[Task brief] Please give the listing again in full, leaving out its images.

[Data]
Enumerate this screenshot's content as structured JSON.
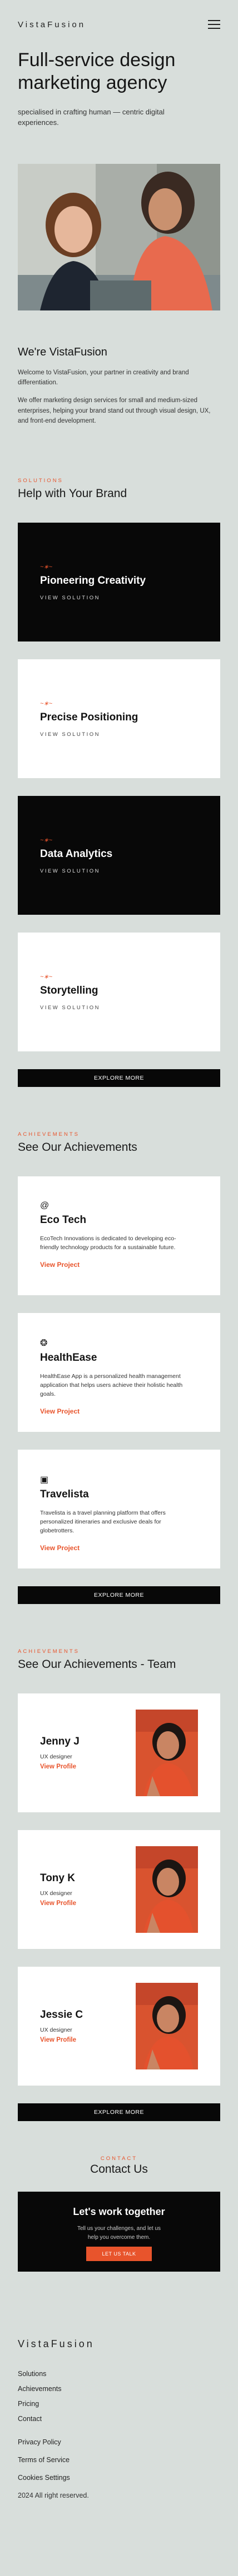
{
  "header": {
    "logo": "VistaFusion",
    "menu_icon": "hamburger-menu-icon"
  },
  "hero": {
    "title": "Full-service design marketing agency",
    "subtitle": "specialised in crafting human — centric digital experiences."
  },
  "about": {
    "title": "We're VistaFusion",
    "para1": "Welcome to VistaFusion, your partner in creativity and brand differentiation.",
    "para2": "We offer marketing design services for small and medium-sized enterprises, helping your brand stand out through visual design, UX, and front-end development."
  },
  "solutions": {
    "eyebrow": "SOLUTIONS",
    "title": "Help with Your Brand",
    "items": [
      {
        "title": "Pioneering Creativity",
        "link": "VIEW SOLUTION",
        "theme": "dark"
      },
      {
        "title": "Precise Positioning",
        "link": "VIEW SOLUTION",
        "theme": "light"
      },
      {
        "title": "Data Analytics",
        "link": "VIEW SOLUTION",
        "theme": "dark"
      },
      {
        "title": "Storytelling",
        "link": "VIEW SOLUTION",
        "theme": "light"
      }
    ],
    "more": "EXPLORE MORE"
  },
  "achievements": {
    "eyebrow": "ACHIEVEMENTS",
    "title": "See Our Achievements",
    "items": [
      {
        "icon": "leaf-icon",
        "glyph": "@",
        "title": "Eco Tech",
        "desc": "EcoTech Innovations is dedicated to developing eco-friendly technology products for a sustainable future.",
        "link": "View Project"
      },
      {
        "icon": "health-icon",
        "glyph": "❂",
        "title": "HealthEase",
        "desc": "HealthEase App is a personalized health management application that helps users achieve their holistic health goals.",
        "link": "View Project"
      },
      {
        "icon": "travel-icon",
        "glyph": "▣",
        "title": "Travelista",
        "desc": "Travelista is a travel planning platform that offers personalized itineraries and exclusive deals for globetrotters.",
        "link": "View Project"
      }
    ],
    "more": "EXPLORE MORE"
  },
  "team": {
    "eyebrow": "ACHIEVEMENTS",
    "title": "See Our Achievements - Team",
    "members": [
      {
        "name": "Jenny J",
        "role": "UX designer",
        "link": "View Profile"
      },
      {
        "name": "Tony K",
        "role": "UX designer",
        "link": "View Profile"
      },
      {
        "name": "Jessie C",
        "role": "UX designer",
        "link": "View Profile"
      }
    ],
    "more": "EXPLORE MORE"
  },
  "contact": {
    "eyebrow": "CONTACT",
    "title": "Contact Us",
    "box_title": "Let's work together",
    "box_text": "Tell us your challenges, and let us help you overcome them.",
    "button": "LET US TALK"
  },
  "footer": {
    "logo": "VistaFusion",
    "nav": [
      "Solutions",
      "Achievements",
      "Pricing",
      "Contact"
    ],
    "legal": [
      "Privacy Policy",
      "Terms of Service",
      "Cookies Settings"
    ],
    "copyright": "2024 All right reserved."
  },
  "colors": {
    "accent": "#e8542c",
    "background": "#d8dedb",
    "dark": "#080808"
  }
}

[Solution below]
Enumerate this screenshot's content as structured JSON.
{
  "header": {
    "logo": "VistaFusion",
    "menu_icon": "hamburger-menu-icon"
  },
  "hero": {
    "title": "Full-service design marketing agency",
    "subtitle": "specialised in crafting human — centric digital experiences."
  },
  "about": {
    "title": "We're VistaFusion",
    "para1": "Welcome to VistaFusion, your partner in creativity and brand differentiation.",
    "para2": "We offer marketing design services for small and medium-sized enterprises, helping your brand stand out through visual design, UX, and front-end development."
  },
  "solutions": {
    "eyebrow": "SOLUTIONS",
    "title": "Help with Your Brand",
    "items": [
      {
        "title": "Pioneering Creativity",
        "link": "VIEW SOLUTION",
        "theme": "dark"
      },
      {
        "title": "Precise Positioning",
        "link": "VIEW SOLUTION",
        "theme": "light"
      },
      {
        "title": "Data Analytics",
        "link": "VIEW SOLUTION",
        "theme": "dark"
      },
      {
        "title": "Storytelling",
        "link": "VIEW SOLUTION",
        "theme": "light"
      }
    ],
    "more": "EXPLORE MORE"
  },
  "achievements": {
    "eyebrow": "ACHIEVEMENTS",
    "title": "See Our Achievements",
    "items": [
      {
        "icon": "leaf-icon",
        "glyph": "@",
        "title": "Eco Tech",
        "desc": "EcoTech Innovations is dedicated to developing eco-friendly technology products for a sustainable future.",
        "link": "View Project"
      },
      {
        "icon": "health-icon",
        "glyph": "❂",
        "title": "HealthEase",
        "desc": "HealthEase App is a personalized health management application that helps users achieve their holistic health goals.",
        "link": "View Project"
      },
      {
        "icon": "travel-icon",
        "glyph": "▣",
        "title": "Travelista",
        "desc": "Travelista is a travel planning platform that offers personalized itineraries and exclusive deals for globetrotters.",
        "link": "View Project"
      }
    ],
    "more": "EXPLORE MORE"
  },
  "team": {
    "eyebrow": "ACHIEVEMENTS",
    "title": "See Our Achievements - Team",
    "members": [
      {
        "name": "Jenny J",
        "role": "UX designer",
        "link": "View Profile"
      },
      {
        "name": "Tony K",
        "role": "UX designer",
        "link": "View Profile"
      },
      {
        "name": "Jessie C",
        "role": "UX designer",
        "link": "View Profile"
      }
    ],
    "more": "EXPLORE MORE"
  },
  "contact": {
    "eyebrow": "CONTACT",
    "title": "Contact Us",
    "box_title": "Let's work together",
    "box_text": "Tell us your challenges, and let us help you overcome them.",
    "button": "LET US TALK"
  },
  "footer": {
    "logo": "VistaFusion",
    "nav": [
      "Solutions",
      "Achievements",
      "Pricing",
      "Contact"
    ],
    "legal": [
      "Privacy Policy",
      "Terms of Service",
      "Cookies Settings"
    ],
    "copyright": "2024 All right reserved."
  },
  "colors": {
    "accent": "#e8542c",
    "background": "#d8dedb",
    "dark": "#080808"
  }
}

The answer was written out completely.